Emails: You can also invite people via email from your host tools page. Here's how:

  • To send the invite email, log in to your host tools page. From there, you can easily send invitations using the "Invite Others" tool. (This will automatically add the details of your event and a link to RSVP.)
  • The personalized link to your host tools page is included in the confirmation email you receive when you post your event online.

6. Tips for getting media coverage:

  • Clear and Compelling: Tell your story in a way that excites and engages people. You want people to want to become a part of the story. Do this by talking about the problem, solution and action. The most compelling stories have a hero, a villain and a victim.

  • Concise: Reporters don't have a lot of time. The general public does not have a lot of time. Make sure your message is simple, jargon-free, and can be said in 15-30 seconds. There is a reason why commercials are only 30 seconds long. In 1968 the average sound bite was 41 seconds. Today it is 7 seconds.

  • Consistent: When advertisers sell their product, they know that people need to hear or see their message nine times before it sinks in. Saying something once is not enough.

  • Control The Message Frame: When talking about your campaign, you need to make sure that you are staying within the basic framework of your concise and compelling message. Make sure you respond to questions with what we want to talk about and not necessarily switch to their frame and answer the question. This is known as framing the debate or controlling the issue. When a voter goes in the voting booth, what do we want them to think about?

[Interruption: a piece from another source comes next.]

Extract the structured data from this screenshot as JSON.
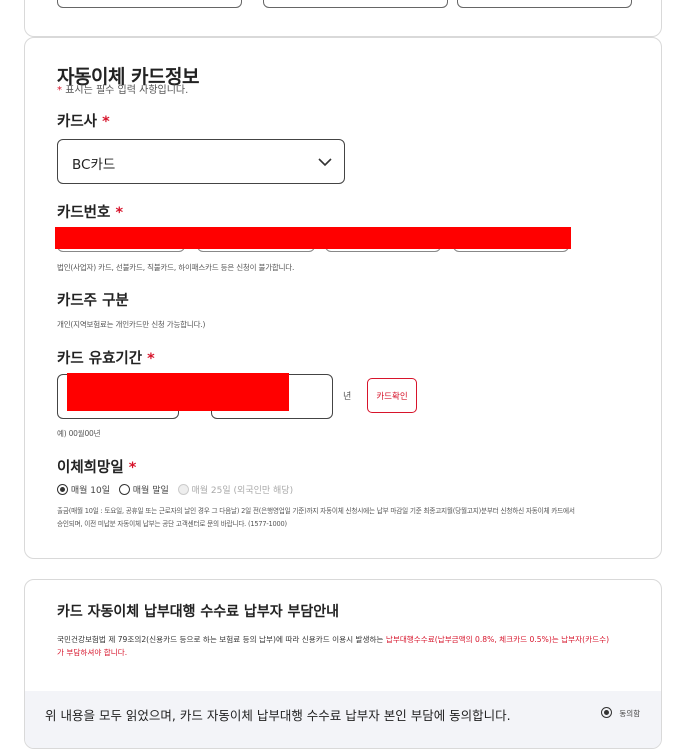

A great example is the "death tax" vs the "inheritance tax" or "living wage" vs. "minimum wage."

Nuts and bolts of earning media coverage:

  • Build your media list

    • Use our online media guide
    • Use the internet
    • Check in with allies
    • Read the newspaper and keep an eye out for which reporters are most likely to write the story
    • Link to find all local media outlets: http://www.congress.org/congressorg/dbq/media/
  • Send out the advisory 2-3 days before the event

    • Localize it for your city
    • Find good messengers to quote in the advisory
    • Most folks use email, but some still prefer fax. Just ask.
  • Contact reporters individually

    • Follow-up after you've sent the advisory. Make it clear why it's incredibly important that they cover your event. This call is the most important part of earning media coverage.

    • Call reporters on the day of the event. Give them a quick update (like how many people you're expecting) and then pitch them on coming again. Make sure they still have your advisory and re-send it if they don't.

  • Look for reporters at your event

    • Greet them and answer any questions they have.
    • If they have cameras, help them get the shots they're looking for

    • If you have any good volunteers with powerful stories, introduce them to reporters

  • Follow-up

    • If the media was present at your event, it's a great idea to follow up with them and send them any photos or other information from your event, and ask them when they plan to publish their story. It's also helpful to ask them if they need any other information to write a great story.

    • If the media wasn't present at your event, give them a call to let them know how it went, and send in or drop off photos and a summary of the outcome of the event.